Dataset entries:
§
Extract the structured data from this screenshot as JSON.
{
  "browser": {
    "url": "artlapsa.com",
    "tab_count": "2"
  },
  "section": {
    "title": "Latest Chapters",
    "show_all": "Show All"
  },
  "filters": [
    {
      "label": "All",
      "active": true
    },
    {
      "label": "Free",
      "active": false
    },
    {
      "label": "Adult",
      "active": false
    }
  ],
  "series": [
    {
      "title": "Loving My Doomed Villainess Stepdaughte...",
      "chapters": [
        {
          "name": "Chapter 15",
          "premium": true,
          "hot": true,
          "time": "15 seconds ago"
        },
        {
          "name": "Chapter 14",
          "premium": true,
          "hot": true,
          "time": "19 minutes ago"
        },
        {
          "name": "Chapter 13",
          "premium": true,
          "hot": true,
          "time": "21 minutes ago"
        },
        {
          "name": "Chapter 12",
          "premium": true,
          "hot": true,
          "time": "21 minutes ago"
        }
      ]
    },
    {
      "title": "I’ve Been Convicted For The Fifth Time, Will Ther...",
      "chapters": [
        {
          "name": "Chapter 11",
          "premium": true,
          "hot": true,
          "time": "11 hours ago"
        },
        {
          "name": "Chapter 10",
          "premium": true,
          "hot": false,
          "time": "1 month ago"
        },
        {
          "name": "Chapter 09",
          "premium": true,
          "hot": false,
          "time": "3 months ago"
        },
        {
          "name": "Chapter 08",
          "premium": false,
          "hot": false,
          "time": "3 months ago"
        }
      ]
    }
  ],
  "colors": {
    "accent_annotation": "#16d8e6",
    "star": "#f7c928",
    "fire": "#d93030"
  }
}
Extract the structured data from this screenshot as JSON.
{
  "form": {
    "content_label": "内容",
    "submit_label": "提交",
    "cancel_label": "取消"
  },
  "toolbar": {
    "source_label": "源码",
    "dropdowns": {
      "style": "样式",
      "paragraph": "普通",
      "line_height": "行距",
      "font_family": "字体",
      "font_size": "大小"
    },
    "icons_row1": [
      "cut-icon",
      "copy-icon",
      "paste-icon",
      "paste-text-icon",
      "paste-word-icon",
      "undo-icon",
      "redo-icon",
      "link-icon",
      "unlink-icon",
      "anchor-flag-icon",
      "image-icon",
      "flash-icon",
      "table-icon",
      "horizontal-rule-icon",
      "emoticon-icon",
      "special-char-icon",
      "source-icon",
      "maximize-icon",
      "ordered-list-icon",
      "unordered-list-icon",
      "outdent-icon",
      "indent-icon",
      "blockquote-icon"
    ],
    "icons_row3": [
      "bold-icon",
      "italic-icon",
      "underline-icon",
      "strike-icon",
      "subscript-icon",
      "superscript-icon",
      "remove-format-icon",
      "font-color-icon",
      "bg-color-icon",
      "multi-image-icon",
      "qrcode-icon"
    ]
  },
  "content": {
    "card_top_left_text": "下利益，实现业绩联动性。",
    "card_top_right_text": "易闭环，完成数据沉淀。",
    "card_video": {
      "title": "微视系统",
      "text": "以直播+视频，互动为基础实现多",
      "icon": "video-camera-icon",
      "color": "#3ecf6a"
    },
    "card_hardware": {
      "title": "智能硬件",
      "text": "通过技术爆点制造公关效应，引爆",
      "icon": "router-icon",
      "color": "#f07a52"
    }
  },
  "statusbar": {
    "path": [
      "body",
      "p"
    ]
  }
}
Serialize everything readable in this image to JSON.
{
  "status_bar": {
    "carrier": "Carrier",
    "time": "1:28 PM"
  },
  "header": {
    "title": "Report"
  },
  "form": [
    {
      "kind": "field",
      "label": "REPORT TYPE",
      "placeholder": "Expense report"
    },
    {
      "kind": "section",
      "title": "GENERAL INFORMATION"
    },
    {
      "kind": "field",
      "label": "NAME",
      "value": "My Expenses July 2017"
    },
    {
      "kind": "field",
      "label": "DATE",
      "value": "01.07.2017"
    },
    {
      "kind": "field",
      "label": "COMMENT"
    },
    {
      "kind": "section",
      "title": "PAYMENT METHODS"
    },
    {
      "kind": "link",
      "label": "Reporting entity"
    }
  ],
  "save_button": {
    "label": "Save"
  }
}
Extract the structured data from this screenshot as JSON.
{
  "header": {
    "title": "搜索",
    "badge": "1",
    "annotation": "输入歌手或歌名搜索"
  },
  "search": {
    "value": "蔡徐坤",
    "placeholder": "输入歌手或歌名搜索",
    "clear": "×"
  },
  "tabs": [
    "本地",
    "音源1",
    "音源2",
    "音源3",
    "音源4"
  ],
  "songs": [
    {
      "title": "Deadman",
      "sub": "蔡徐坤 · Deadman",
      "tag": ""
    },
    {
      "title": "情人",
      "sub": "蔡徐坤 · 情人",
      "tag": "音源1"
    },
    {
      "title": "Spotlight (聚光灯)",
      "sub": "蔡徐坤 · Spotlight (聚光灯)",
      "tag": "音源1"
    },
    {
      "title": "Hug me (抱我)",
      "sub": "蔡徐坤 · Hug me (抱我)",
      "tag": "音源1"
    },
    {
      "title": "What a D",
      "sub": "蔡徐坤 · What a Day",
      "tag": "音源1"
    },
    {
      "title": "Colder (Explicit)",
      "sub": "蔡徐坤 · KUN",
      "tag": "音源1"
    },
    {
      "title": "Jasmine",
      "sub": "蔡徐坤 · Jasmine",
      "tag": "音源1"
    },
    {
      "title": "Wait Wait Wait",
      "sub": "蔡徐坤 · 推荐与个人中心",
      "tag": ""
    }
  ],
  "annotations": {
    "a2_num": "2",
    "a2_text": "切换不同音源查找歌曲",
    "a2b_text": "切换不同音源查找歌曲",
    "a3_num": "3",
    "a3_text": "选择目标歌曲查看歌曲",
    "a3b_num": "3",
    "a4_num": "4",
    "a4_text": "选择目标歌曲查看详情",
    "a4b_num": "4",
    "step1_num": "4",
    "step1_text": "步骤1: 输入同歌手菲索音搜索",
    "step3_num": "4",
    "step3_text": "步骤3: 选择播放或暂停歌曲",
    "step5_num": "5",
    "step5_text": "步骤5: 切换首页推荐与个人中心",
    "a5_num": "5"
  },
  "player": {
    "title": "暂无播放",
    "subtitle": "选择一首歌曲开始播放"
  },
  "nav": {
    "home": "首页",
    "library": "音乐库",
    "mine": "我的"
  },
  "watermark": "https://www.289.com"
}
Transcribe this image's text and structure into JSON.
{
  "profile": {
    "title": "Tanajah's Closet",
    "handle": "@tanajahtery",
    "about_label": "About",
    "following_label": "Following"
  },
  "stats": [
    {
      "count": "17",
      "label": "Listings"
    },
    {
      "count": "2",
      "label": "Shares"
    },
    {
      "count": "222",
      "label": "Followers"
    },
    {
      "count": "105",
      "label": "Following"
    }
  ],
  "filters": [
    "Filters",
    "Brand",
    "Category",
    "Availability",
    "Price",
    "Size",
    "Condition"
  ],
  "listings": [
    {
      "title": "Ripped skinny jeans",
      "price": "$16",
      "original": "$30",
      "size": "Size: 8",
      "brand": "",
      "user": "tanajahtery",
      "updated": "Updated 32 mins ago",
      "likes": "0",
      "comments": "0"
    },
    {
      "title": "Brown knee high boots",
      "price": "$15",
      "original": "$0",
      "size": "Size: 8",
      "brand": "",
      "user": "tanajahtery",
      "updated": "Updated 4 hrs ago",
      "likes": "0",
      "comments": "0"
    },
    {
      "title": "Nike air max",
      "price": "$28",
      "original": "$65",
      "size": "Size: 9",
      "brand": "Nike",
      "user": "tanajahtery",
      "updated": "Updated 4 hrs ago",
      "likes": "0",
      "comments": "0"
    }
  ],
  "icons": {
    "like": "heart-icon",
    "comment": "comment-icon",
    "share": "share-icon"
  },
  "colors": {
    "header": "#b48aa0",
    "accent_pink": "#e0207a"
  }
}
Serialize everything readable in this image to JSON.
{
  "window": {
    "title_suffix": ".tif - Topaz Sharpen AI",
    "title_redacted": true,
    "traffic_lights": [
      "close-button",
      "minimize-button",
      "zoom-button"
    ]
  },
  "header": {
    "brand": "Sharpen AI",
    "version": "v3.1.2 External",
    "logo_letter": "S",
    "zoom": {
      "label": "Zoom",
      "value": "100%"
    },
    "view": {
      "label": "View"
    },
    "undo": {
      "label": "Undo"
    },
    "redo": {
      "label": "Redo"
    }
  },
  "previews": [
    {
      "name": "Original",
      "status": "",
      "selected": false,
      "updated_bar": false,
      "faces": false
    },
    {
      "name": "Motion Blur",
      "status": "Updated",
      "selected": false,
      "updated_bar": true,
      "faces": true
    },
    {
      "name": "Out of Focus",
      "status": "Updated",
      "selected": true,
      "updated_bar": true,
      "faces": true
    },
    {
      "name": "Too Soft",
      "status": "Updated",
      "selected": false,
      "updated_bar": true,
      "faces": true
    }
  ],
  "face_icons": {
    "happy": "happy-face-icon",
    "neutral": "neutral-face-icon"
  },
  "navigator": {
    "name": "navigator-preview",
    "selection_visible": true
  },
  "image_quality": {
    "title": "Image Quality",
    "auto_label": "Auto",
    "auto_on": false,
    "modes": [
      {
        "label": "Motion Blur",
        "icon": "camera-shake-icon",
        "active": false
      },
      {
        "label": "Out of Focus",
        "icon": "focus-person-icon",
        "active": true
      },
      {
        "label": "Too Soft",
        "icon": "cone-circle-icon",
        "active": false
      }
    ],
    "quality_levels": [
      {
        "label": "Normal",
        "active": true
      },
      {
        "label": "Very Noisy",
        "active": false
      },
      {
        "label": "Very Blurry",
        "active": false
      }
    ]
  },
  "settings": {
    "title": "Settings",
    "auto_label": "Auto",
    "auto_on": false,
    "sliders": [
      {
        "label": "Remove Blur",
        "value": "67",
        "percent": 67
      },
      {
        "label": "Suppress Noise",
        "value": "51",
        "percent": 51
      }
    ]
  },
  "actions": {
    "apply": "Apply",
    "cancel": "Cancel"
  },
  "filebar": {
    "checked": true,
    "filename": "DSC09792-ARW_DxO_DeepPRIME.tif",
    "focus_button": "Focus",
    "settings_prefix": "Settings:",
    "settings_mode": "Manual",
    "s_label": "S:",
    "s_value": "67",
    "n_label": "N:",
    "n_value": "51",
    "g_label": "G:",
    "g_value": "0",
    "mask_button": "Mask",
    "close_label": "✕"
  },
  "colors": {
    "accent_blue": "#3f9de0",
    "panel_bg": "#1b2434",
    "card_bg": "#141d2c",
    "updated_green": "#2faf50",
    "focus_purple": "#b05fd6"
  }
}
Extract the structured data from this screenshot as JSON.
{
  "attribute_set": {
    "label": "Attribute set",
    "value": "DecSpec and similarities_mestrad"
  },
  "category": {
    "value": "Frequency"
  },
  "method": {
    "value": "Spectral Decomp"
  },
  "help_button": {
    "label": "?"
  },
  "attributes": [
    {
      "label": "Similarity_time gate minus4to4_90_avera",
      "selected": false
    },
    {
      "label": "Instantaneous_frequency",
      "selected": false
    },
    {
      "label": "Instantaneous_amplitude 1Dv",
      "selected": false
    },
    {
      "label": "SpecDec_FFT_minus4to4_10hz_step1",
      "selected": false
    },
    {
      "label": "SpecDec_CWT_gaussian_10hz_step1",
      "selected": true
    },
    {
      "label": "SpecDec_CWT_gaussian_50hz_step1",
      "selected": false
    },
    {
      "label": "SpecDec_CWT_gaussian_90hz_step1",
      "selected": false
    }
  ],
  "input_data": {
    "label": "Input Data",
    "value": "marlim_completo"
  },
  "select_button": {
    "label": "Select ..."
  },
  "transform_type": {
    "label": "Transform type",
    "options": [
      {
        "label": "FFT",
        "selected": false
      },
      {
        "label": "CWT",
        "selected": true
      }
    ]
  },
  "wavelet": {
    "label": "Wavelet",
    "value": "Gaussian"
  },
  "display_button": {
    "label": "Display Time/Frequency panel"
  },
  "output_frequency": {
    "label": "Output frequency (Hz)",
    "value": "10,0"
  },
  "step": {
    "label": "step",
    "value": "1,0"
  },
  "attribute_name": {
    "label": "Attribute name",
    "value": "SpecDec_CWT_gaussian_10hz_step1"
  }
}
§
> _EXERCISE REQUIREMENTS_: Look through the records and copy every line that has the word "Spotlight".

> _RESPONSE AREA_:
      "title": "Spotlight (聚光灯)",
      "sub": "蔡徐坤 · Spotlight (聚光灯)",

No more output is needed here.